▶ Exercise aim: Tell how many lines in the data below hold the string "title"; give nothing but the number.

[Data records for software interfaces]
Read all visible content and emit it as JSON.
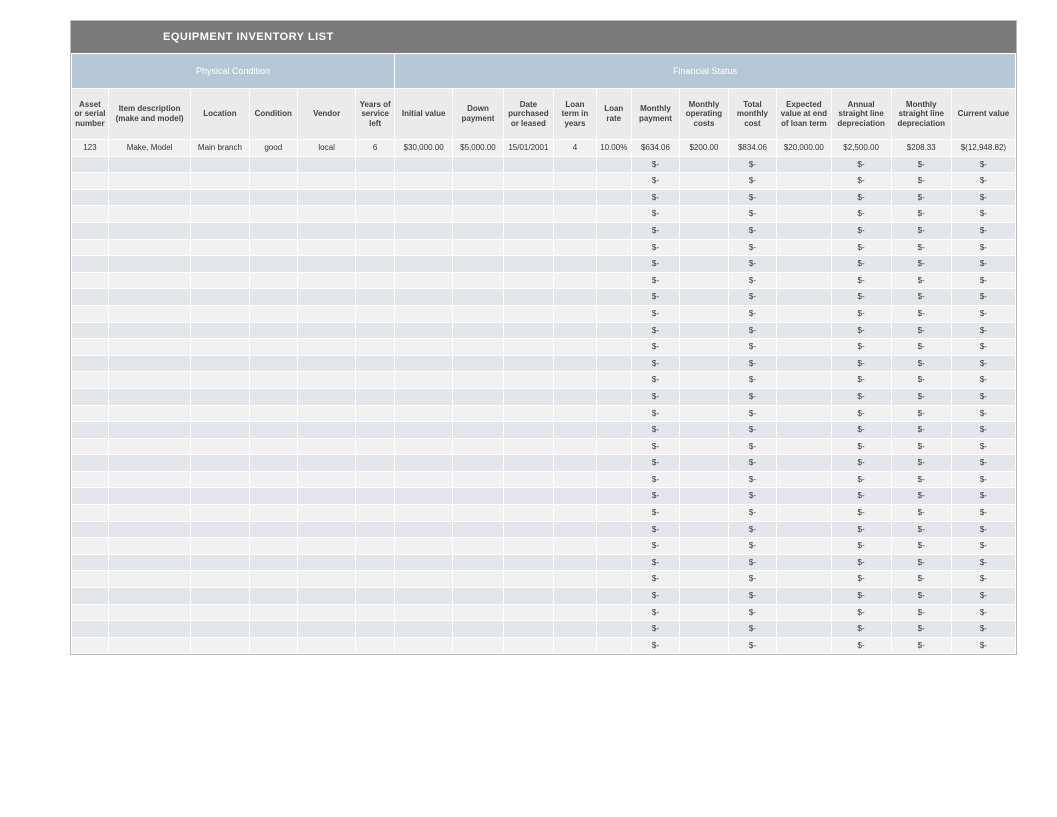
{
  "title": "EQUIPMENT INVENTORY LIST",
  "group_headers": {
    "physical": "Physical Condition",
    "financial": "Financial Status"
  },
  "columns": [
    "Asset or serial number",
    "Item description (make and model)",
    "Location",
    "Condition",
    "Vendor",
    "Years of service left",
    "Initial value",
    "Down payment",
    "Date purchased or leased",
    "Loan term in years",
    "Loan rate",
    "Monthly payment",
    "Monthly operating costs",
    "Total monthly cost",
    "Expected value at end of loan term",
    "Annual straight line depreciation",
    "Monthly straight line depreciation",
    "Current value"
  ],
  "first_row": [
    "123",
    "Make, Model",
    "Main branch",
    "good",
    "local",
    "6",
    "$30,000.00",
    "$5,000.00",
    "15/01/2001",
    "4",
    "10.00%",
    "$634.06",
    "$200.00",
    "$834.06",
    "$20,000.00",
    "$2,500.00",
    "$208.33",
    "$(12,948.82)"
  ],
  "blank_row": [
    "",
    "",
    "",
    "",
    "",
    "",
    "",
    "",
    "",
    "",
    "",
    "$-",
    "",
    "$-",
    "",
    "$-",
    "$-",
    "$-"
  ],
  "blank_row_count": 30
}
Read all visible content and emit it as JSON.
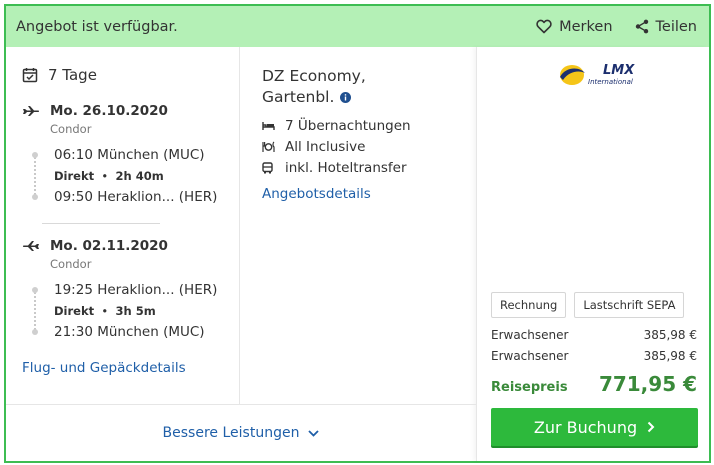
{
  "header": {
    "availability": "Angebot ist verfügbar.",
    "merken_label": "Merken",
    "teilen_label": "Teilen"
  },
  "trip": {
    "duration": "7 Tage",
    "outbound": {
      "date": "Mo. 26.10.2020",
      "carrier": "Condor",
      "depart": "06:10 München (MUC)",
      "direct_label": "Direkt",
      "duration": "2h 40m",
      "arrive": "09:50 Heraklion... (HER)"
    },
    "return": {
      "date": "Mo. 02.11.2020",
      "carrier": "Condor",
      "depart": "19:25 Heraklion... (HER)",
      "direct_label": "Direkt",
      "duration": "3h 5m",
      "arrive": "21:30 München (MUC)"
    },
    "flight_details_link": "Flug- und Gepäckdetails"
  },
  "hotel": {
    "room_line1": "DZ Economy,",
    "room_line2": "Gartenbl.",
    "features": [
      "7 Übernachtungen",
      "All Inclusive",
      "inkl. Hoteltransfer"
    ],
    "details_link": "Angebotsdetails"
  },
  "operator": {
    "logo_text": "LMX",
    "logo_sub": "International"
  },
  "payment": {
    "methods": [
      "Rechnung",
      "Lastschrift SEPA"
    ]
  },
  "pricing": {
    "rows": [
      {
        "label": "Erwachsener",
        "value": "385,98 €"
      },
      {
        "label": "Erwachsener",
        "value": "385,98 €"
      }
    ],
    "total_label": "Reisepreis",
    "total_value": "771,95 €"
  },
  "actions": {
    "book_label": "Zur Buchung",
    "more_label": "Bessere Leistungen"
  },
  "colors": {
    "accent_green": "#2db93c",
    "banner_green": "#b4f0b6",
    "link_blue": "#1f5fa8"
  }
}
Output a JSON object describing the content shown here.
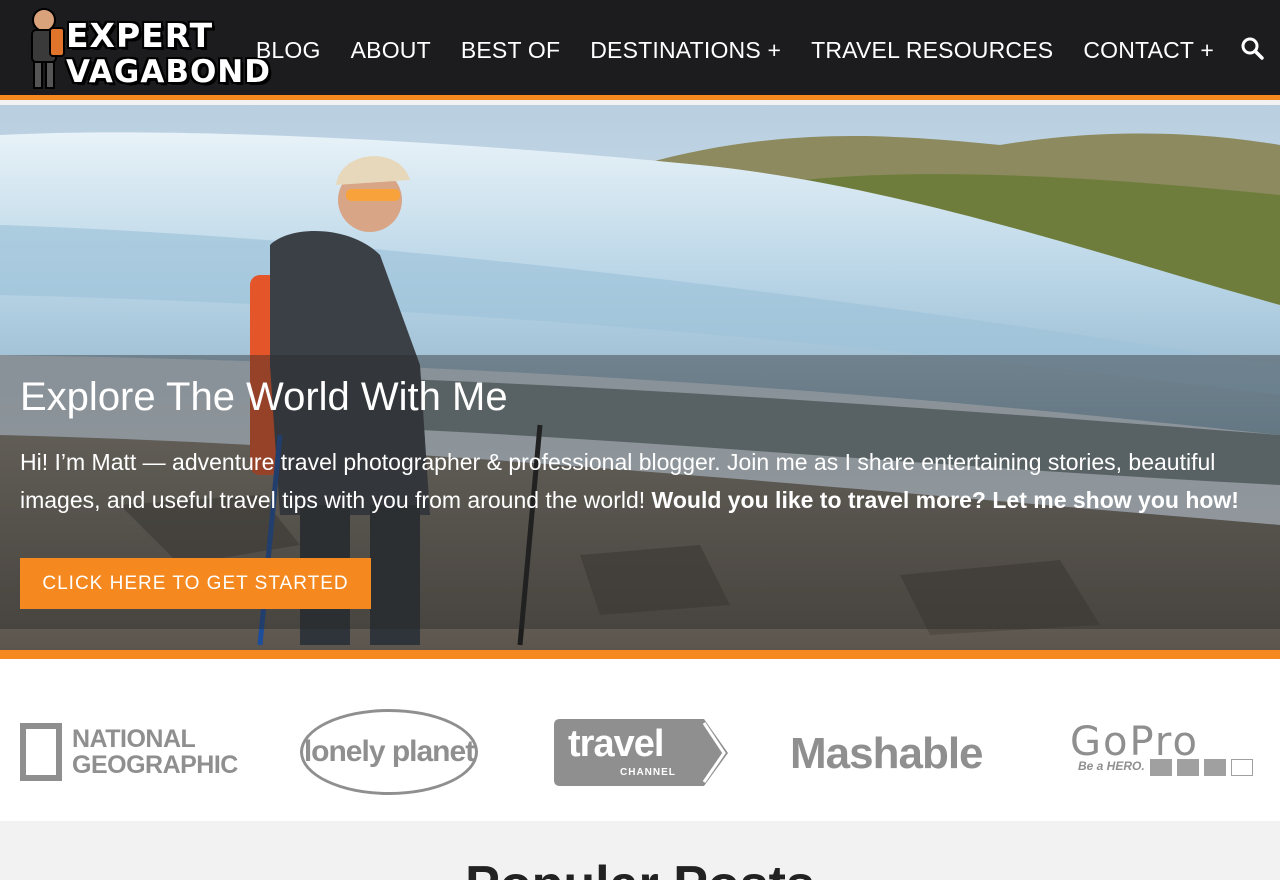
{
  "header": {
    "logo_line1": "EXPERT",
    "logo_line2": "VAGABOND",
    "nav": [
      "BLOG",
      "ABOUT",
      "BEST OF",
      "DESTINATIONS +",
      "TRAVEL RESOURCES",
      "CONTACT +"
    ],
    "search_icon": "search-icon"
  },
  "hero": {
    "title": "Explore The World With Me",
    "text": "Hi! I’m Matt — adventure travel photographer & professional blogger. Join me as I share entertaining stories, beautiful images, and useful travel tips with you from around the world!",
    "text_bold": "Would you like to travel more? Let me show you how!",
    "cta": "CLICK HERE TO GET STARTED"
  },
  "press": {
    "natgeo_1": "NATIONAL",
    "natgeo_2": "GEOGRAPHIC",
    "lonely": "lonely planet",
    "travel_1": "travel",
    "travel_2": "CHANNEL",
    "mashable": "Mashable",
    "gopro_1": "GoPro",
    "gopro_2": "Be a HERO."
  },
  "section": {
    "title": "Popular Posts"
  },
  "colors": {
    "accent": "#f5891f",
    "header_bg": "#1c1c1e"
  }
}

▶ Written solution: 3